Funny, it sure looked like Bradford had already handed the ball to Darren Sproles and Bradford made no motion forward to travel with the running back. He was simply a sitting duck for Suggs to bowl over. Making matters even worse, Suggs launched himself at the quarterback’s knees.

At first blush, the upshot from all of this has centered on the hype and type of offense that the Eagles run under head coach Chip Kelly. Blandino was making the argument that Bradford and the Eagles were running a read-option play, and Suggs had every right to blast into the quarterback.

The problem is that it sure doesn’t look like much of an option, and it sure looks like the only read option was for Suggs to read where Bradford’s knees were, and then take the option to take them out.

To be fair, Suggs probably could have even geared up for a bigger hit. It is his argument that he read the play correctly, and it was his job to take out the option of the quarterback running the ball.

If that is the case, and Suggs actually did downshift even a little, where does that leave quarterbacks this season?

Unless they play in the classic – and diminishing – sit-in-the pocket systems, it leaves them as sitting ducks, and we are not talking Oregon Ducks. If a quarterback has already handed off the ball and is not moving with any sort of fake, they are now free game.

Welcome to the NFL Marcus Mariota, you might as well try to run an offense in the midst of drive-time traffic.

Making matters even worse is that the NFL has put its officials on a no-win island.

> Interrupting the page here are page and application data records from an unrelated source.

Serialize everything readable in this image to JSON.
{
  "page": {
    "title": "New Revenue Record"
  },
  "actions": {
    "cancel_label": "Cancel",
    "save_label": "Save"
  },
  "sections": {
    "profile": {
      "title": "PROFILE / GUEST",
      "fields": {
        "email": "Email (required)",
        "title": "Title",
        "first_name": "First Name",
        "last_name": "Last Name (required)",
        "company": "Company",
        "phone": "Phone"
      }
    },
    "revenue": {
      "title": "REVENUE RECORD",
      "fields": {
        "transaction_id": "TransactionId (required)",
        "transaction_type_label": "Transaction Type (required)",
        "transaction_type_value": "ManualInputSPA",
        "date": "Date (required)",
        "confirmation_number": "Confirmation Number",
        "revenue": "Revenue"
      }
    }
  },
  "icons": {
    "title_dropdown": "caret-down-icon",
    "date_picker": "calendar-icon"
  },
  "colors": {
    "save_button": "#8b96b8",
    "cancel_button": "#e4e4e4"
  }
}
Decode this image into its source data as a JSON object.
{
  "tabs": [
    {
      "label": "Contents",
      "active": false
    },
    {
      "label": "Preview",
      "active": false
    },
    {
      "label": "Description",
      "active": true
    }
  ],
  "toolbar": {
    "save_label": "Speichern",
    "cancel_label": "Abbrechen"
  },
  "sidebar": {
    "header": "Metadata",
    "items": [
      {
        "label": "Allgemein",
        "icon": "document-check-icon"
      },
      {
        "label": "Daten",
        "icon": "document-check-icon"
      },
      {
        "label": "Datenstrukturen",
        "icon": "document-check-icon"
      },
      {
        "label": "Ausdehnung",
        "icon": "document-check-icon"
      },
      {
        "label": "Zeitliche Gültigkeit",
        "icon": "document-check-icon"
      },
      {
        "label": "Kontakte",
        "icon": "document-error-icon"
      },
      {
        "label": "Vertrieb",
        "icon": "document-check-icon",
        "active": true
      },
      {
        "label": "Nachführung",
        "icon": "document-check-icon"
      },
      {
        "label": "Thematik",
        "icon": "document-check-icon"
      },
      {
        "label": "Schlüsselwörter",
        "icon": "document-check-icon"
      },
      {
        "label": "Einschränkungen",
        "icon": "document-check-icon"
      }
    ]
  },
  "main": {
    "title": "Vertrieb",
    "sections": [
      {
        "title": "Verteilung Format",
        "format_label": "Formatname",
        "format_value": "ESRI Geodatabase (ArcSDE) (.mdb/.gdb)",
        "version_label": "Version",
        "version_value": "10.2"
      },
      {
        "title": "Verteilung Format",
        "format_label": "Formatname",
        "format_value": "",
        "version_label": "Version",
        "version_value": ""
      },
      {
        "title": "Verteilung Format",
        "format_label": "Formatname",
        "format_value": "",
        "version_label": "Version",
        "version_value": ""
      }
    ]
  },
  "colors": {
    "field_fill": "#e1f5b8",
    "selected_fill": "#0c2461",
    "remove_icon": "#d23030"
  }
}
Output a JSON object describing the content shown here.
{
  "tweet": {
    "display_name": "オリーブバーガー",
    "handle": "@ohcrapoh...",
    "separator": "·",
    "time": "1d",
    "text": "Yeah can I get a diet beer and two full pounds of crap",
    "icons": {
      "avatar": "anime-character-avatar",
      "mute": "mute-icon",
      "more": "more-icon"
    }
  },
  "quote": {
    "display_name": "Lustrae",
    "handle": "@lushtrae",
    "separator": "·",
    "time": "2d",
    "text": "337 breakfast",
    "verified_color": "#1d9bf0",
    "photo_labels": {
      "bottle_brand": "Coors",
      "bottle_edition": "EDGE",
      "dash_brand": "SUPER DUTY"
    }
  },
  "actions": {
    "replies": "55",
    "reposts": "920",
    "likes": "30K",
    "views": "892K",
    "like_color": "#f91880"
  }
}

By the very nature of the job, officials take a lot of abuses and are second-guessed, but now what?

On the one hand, they are told to officiate a game with an eye toward player safety, and on the other, they are called on the carpet for trying to protect a quarterback. The initial reaction of the official on the field was absolutely correct, there was no need to bury the quarterback in that situation.

If left to stand as a penalty, it would have been a clear warning from the NFL that you can not lock your sights on a quarterback, wait to get tone, and then blast him at the knees – even if he doesn’t have the ball in the backfield.

As a result, you can understand why officials on the field are going to be wary of throwing a flag when a quarterback gets train-wrecked without the football. No official wants to be made to look the fool by having the league come out and say they were wrong, so the tendency will be to let the hits go.

The irony here that in Philadelphia, the big hit, and snarly defensive play has always been admired. If the show was on the other foot, you know Eagles fans would be howling that this is football, not soccer. Let ‘em hit and be hit.

Those days are long gone, and it appeared that everybody was getting up to speed with the new program, but the NFL has once again made an issue complicated. No matter if it’s off the field, or on-the-field, the NFL manages somehow to send out mixed messages, and because the NFL thinks of itself as bigger than China, it has no problem making rulings that contradict pervious rulings.

One guy gets a $25,000 fine for messing with equipment, another gets millions. Domestic abuse rulings are made and changed. A catch is a catch one moment, and not in the next.

There is just no common sense to many recent NFL rulings, but unlike the stock market, the league’s future fortunes appear to be going nowhere but up and up. The league has reached that American status of too big to fail, even with characters such as Roger Goodell and Dean Blandino.